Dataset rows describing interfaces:
-- Opening Marker --

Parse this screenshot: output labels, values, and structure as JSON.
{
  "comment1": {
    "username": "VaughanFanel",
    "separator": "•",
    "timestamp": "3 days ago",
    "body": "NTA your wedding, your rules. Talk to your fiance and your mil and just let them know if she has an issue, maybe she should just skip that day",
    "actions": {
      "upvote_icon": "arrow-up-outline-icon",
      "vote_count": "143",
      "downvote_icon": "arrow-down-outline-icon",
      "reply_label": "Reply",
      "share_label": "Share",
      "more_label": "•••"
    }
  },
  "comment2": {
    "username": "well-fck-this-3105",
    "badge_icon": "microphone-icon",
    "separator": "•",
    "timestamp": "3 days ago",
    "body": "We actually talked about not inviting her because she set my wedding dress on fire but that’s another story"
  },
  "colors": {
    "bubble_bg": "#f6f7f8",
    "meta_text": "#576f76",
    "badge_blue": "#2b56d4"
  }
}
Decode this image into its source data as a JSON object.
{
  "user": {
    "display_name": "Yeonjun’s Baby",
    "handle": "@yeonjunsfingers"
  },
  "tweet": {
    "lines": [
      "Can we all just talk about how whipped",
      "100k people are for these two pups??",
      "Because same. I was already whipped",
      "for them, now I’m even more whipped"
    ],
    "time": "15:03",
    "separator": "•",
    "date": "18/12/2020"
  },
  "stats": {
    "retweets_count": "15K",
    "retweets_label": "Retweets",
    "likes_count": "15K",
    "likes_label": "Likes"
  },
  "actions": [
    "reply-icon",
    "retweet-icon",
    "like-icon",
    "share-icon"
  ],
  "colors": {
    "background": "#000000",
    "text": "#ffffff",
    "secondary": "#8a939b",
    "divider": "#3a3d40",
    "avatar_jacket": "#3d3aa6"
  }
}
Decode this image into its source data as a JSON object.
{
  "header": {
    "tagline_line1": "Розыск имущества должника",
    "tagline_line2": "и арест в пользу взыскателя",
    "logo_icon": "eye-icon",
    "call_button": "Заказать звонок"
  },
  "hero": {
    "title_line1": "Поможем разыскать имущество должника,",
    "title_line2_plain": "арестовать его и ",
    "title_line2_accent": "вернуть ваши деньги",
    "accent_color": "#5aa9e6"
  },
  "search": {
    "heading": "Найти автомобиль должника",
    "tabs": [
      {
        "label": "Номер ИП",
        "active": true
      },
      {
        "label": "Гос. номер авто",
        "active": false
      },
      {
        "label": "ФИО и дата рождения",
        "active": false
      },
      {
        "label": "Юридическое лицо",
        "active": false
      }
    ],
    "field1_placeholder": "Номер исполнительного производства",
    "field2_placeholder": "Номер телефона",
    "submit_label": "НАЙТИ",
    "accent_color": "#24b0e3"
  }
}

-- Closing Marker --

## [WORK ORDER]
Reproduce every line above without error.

## [SOLUTION TO THE EXERCISE]
Parse this screenshot: output labels, values, and structure as JSON.
{
  "comment1": {
    "username": "VaughanFanel",
    "separator": "•",
    "timestamp": "3 days ago",
    "body": "NTA your wedding, your rules. Talk to your fiance and your mil and just let them know if she has an issue, maybe she should just skip that day",
    "actions": {
      "upvote_icon": "arrow-up-outline-icon",
      "vote_count": "143",
      "downvote_icon": "arrow-down-outline-icon",
      "reply_label": "Reply",
      "share_label": "Share",
      "more_label": "•••"
    }
  },
  "comment2": {
    "username": "well-fck-this-3105",
    "badge_icon": "microphone-icon",
    "separator": "•",
    "timestamp": "3 days ago",
    "body": "We actually talked about not inviting her because she set my wedding dress on fire but that’s another story"
  },
  "colors": {
    "bubble_bg": "#f6f7f8",
    "meta_text": "#576f76",
    "badge_blue": "#2b56d4"
  }
}
Decode this image into its source data as a JSON object.
{
  "user": {
    "display_name": "Yeonjun’s Baby",
    "handle": "@yeonjunsfingers"
  },
  "tweet": {
    "lines": [
      "Can we all just talk about how whipped",
      "100k people are for these two pups??",
      "Because same. I was already whipped",
      "for them, now I’m even more whipped"
    ],
    "time": "15:03",
    "separator": "•",
    "date": "18/12/2020"
  },
  "stats": {
    "retweets_count": "15K",
    "retweets_label": "Retweets",
    "likes_count": "15K",
    "likes_label": "Likes"
  },
  "actions": [
    "reply-icon",
    "retweet-icon",
    "like-icon",
    "share-icon"
  ],
  "colors": {
    "background": "#000000",
    "text": "#ffffff",
    "secondary": "#8a939b",
    "divider": "#3a3d40",
    "avatar_jacket": "#3d3aa6"
  }
}
Decode this image into its source data as a JSON object.
{
  "header": {
    "tagline_line1": "Розыск имущества должника",
    "tagline_line2": "и арест в пользу взыскателя",
    "logo_icon": "eye-icon",
    "call_button": "Заказать звонок"
  },
  "hero": {
    "title_line1": "Поможем разыскать имущество должника,",
    "title_line2_plain": "арестовать его и ",
    "title_line2_accent": "вернуть ваши деньги",
    "accent_color": "#5aa9e6"
  },
  "search": {
    "heading": "Найти автомобиль должника",
    "tabs": [
      {
        "label": "Номер ИП",
        "active": true
      },
      {
        "label": "Гос. номер авто",
        "active": false
      },
      {
        "label": "ФИО и дата рождения",
        "active": false
      },
      {
        "label": "Юридическое лицо",
        "active": false
      }
    ],
    "field1_placeholder": "Номер исполнительного производства",
    "field2_placeholder": "Номер телефона",
    "submit_label": "НАЙТИ",
    "accent_color": "#24b0e3"
  }
}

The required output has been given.